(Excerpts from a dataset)
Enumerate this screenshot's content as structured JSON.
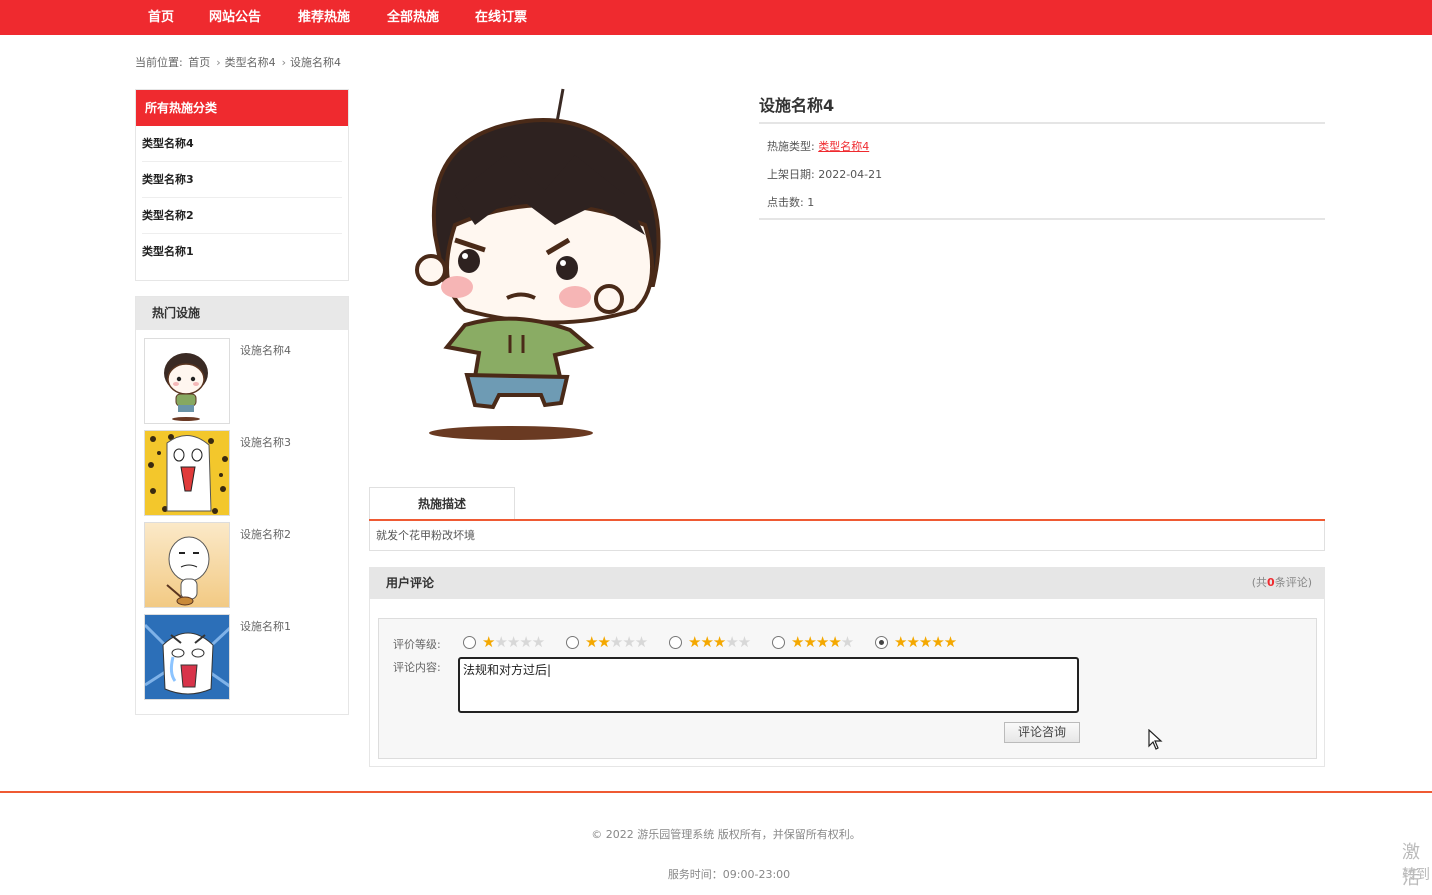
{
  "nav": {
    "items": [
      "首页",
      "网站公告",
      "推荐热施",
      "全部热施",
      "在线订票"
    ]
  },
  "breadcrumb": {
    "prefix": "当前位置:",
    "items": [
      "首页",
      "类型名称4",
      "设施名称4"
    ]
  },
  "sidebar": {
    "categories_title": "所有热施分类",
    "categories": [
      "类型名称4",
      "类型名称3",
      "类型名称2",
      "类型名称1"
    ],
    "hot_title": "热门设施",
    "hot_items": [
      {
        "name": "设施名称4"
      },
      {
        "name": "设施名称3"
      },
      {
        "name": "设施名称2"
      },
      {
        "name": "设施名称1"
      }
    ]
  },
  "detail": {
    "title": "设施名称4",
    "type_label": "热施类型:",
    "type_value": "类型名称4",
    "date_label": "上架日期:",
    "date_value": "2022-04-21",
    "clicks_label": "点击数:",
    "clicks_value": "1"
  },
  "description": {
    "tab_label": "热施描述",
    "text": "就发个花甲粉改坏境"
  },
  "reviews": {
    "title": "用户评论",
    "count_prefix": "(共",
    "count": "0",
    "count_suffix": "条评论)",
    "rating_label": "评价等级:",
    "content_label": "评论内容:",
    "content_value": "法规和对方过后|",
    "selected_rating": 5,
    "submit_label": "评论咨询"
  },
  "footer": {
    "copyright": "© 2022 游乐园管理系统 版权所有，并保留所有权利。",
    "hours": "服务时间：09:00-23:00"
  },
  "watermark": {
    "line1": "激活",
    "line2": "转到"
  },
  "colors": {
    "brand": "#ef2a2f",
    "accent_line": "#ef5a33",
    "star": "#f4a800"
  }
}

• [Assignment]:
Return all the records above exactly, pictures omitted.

• [Output for this task]:
Enumerate this screenshot's content as structured JSON.
{
  "nav": {
    "items": [
      "首页",
      "网站公告",
      "推荐热施",
      "全部热施",
      "在线订票"
    ]
  },
  "breadcrumb": {
    "prefix": "当前位置:",
    "items": [
      "首页",
      "类型名称4",
      "设施名称4"
    ]
  },
  "sidebar": {
    "categories_title": "所有热施分类",
    "categories": [
      "类型名称4",
      "类型名称3",
      "类型名称2",
      "类型名称1"
    ],
    "hot_title": "热门设施",
    "hot_items": [
      {
        "name": "设施名称4"
      },
      {
        "name": "设施名称3"
      },
      {
        "name": "设施名称2"
      },
      {
        "name": "设施名称1"
      }
    ]
  },
  "detail": {
    "title": "设施名称4",
    "type_label": "热施类型:",
    "type_value": "类型名称4",
    "date_label": "上架日期:",
    "date_value": "2022-04-21",
    "clicks_label": "点击数:",
    "clicks_value": "1"
  },
  "description": {
    "tab_label": "热施描述",
    "text": "就发个花甲粉改坏境"
  },
  "reviews": {
    "title": "用户评论",
    "count_prefix": "(共",
    "count": "0",
    "count_suffix": "条评论)",
    "rating_label": "评价等级:",
    "content_label": "评论内容:",
    "content_value": "法规和对方过后|",
    "selected_rating": 5,
    "submit_label": "评论咨询"
  },
  "footer": {
    "copyright": "© 2022 游乐园管理系统 版权所有，并保留所有权利。",
    "hours": "服务时间：09:00-23:00"
  },
  "watermark": {
    "line1": "激活",
    "line2": "转到"
  },
  "colors": {
    "brand": "#ef2a2f",
    "accent_line": "#ef5a33",
    "star": "#f4a800"
  }
}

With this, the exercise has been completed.